    The GOP will go down either way. Way too many of us are not about having that happen. I don’t believe a word of it. Which means, a small risk here is coupled to a very big reward, and I’m all in on that basis.

    There is a longer form of that video that comes up after the short one. It’s worth a watch.



    Charles Koch told This Week the low tax rate for the rich is not right and ought to be changed. He also said he’ll give no money for Trump and Cruz.


    And he’s on the board of the DLC. Interesting times, aren’t they?


    Quite the contrary, they’re extremely disappointing times. That note is quite illustrative of the complete fiasco regarding the primary system. We’re not choosing candidates for president, we’re involved in the process of keeping the Democrat and Republican parties in charge of selecting our leaders. The entire system is rigged to keep the D’s and R’s in charge of the process, and the people being put up don’t even matter. It’s time to break up the parties.

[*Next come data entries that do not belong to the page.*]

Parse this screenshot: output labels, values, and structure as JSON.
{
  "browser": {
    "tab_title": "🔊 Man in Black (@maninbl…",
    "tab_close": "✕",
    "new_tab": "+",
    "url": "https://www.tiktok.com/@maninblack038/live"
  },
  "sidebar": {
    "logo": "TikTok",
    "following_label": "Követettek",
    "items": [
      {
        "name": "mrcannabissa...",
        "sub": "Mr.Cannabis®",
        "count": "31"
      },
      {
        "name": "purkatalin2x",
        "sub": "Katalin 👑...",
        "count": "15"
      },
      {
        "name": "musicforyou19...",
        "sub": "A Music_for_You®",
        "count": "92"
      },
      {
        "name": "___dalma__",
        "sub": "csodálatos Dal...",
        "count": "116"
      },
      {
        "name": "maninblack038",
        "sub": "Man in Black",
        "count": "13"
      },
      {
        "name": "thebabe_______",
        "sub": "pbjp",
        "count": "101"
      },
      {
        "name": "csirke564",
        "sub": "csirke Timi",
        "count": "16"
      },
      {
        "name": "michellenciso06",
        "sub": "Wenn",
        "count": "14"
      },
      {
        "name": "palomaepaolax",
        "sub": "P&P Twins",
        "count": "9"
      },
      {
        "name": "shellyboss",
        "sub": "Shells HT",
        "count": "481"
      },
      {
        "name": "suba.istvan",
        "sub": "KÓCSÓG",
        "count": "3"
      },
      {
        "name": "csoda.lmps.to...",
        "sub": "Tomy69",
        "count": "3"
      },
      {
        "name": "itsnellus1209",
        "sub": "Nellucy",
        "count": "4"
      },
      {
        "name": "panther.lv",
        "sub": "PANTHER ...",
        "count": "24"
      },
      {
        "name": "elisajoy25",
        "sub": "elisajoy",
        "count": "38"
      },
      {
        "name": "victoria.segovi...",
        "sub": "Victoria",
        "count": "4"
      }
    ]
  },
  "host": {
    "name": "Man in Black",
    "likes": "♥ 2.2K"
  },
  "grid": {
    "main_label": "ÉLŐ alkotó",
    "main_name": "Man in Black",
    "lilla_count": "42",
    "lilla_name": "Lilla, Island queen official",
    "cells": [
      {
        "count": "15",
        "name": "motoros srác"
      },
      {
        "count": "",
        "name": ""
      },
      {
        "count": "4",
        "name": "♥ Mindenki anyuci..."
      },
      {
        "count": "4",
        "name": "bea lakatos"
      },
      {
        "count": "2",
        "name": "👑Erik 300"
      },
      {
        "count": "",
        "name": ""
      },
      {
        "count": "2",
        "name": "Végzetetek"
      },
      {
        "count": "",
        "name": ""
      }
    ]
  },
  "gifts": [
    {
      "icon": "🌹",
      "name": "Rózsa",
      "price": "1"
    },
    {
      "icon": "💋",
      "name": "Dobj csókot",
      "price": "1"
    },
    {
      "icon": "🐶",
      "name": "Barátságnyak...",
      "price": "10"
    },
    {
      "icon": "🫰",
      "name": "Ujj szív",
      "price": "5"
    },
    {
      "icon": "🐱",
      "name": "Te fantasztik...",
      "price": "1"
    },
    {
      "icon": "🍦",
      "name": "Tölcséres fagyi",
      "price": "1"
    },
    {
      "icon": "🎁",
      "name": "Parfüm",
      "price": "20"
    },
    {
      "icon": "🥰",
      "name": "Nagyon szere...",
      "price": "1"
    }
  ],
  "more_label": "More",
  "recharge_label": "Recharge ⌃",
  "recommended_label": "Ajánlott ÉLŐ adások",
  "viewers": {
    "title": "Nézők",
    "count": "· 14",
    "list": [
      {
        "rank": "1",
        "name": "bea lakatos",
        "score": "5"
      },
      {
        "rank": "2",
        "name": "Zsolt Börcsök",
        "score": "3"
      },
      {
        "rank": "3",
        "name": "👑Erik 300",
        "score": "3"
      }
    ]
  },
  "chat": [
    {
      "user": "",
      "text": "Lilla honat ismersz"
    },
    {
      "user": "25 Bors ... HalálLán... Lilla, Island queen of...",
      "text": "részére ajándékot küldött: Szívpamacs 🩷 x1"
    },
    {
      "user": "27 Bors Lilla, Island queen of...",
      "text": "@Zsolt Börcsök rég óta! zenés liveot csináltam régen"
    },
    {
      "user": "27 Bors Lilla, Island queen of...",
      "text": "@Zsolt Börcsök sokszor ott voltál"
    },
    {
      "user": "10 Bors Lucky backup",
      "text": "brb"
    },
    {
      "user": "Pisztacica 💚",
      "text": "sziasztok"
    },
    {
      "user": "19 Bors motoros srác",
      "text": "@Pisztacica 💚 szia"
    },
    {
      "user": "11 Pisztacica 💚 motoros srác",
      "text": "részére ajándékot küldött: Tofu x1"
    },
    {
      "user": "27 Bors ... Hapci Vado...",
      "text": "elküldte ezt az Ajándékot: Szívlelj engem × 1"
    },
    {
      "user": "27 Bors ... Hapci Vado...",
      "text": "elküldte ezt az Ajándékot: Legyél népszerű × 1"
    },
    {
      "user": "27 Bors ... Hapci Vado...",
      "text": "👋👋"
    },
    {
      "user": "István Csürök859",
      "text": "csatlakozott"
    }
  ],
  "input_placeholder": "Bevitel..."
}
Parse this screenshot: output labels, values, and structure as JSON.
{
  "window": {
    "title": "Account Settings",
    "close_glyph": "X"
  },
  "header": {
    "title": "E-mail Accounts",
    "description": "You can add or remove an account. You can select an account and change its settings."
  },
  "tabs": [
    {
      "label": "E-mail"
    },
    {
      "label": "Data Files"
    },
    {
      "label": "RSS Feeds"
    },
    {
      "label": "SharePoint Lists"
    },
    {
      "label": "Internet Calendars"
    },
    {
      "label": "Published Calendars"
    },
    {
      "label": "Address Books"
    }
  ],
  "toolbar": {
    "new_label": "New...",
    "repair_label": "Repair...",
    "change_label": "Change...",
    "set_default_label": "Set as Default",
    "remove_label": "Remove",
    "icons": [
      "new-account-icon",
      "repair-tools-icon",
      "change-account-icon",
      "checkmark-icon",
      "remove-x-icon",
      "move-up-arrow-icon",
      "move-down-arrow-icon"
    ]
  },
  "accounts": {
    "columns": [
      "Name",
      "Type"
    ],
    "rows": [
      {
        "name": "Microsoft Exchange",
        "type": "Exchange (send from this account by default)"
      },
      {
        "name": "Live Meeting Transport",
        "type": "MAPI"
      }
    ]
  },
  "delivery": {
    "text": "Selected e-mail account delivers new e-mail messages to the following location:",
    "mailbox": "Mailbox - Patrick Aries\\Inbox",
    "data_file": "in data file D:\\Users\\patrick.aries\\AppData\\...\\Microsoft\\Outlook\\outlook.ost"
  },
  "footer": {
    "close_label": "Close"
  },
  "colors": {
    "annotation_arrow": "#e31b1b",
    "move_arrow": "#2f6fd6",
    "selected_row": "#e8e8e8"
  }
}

    Sadly, that won’t happen. Our system just isn’t viable for more than two.

    So we vote one or the other, and or we modify one or the other, or spoil.

    That is it in the US right now, and for the foreseeable future.

    At any given time the priority will be to get stuff done, people want done. Any entity coming to power will be faced with that or a system change that is likely to dilute the very power so acquired.

    They will do the people stuff first, get challenged, and we all carry on.


    Says who? I would prefer to simply see the elimination of parties altogether. We are already seeing the alteration of the party system and the process, thanks to the internet age. We’re already seing the rebellion against the current machine. People want to speak with their own voice, without having to conform to antiquated and out-of-touch organizations. What we are actually seeing is the dying of the dinosaur and the development of a new method for selecting our contenders. The GOP and the Democrats are already on their way to second-status entities, they just don’t realize it yet.


    Btw, the DLC is gone, with New Democrats replacing it. Should have included that above. My bad.


    Discussion of eliminating parties, etc, is far fetched. The system is set up as it is. I don’t see us moving away from 2 parties any time soon.

    So, that leaves us with the result of dealing with the system we have and making the most of it. Our system is not meant for radical change, as much as some of us would like it.


    Radical change is already under way.


    It is.

    The most likely outcome is a formation of a broad progressive coalition centered on Berniecrats platform and funding.

    No matter what happens from here, the biggest generation and older progressives will unify and work together. Challengers are running this election, appear to do fine on people funding so far, and a few of this will win. Then it gets done again and again.

    Out youngest, the future of the party and politics overall are progressive dominant, and the Sanders campaign has galvanized them. Good!

    Until this effort, Progressives had no real leverage in the party. That has already changed and will improve all the way through Philly.

    If our winner wants a strong party, they will need to do the work to demonstrate they can and will do that. The Sanders movement isn’t asking. They paid straight up like anyone else does and expect a seat at the table. Leverage.

    We need this.

    If you are a progressive, things are looking good. We are setting up for progress no mattention what happens in Philly.

    Go Bernie! Activism is near NY levels. We may see good things happen today.


    The more things change, the more they stay the same (see Dux’s two previous posts).


    Damn Barney Rubble fingers.


    Lol. I got my own typos to live with. Mobile is such a pita.

Viewing 15 posts - 1 through 15 (of 15 total)
  • You must be logged in to reply to this topic.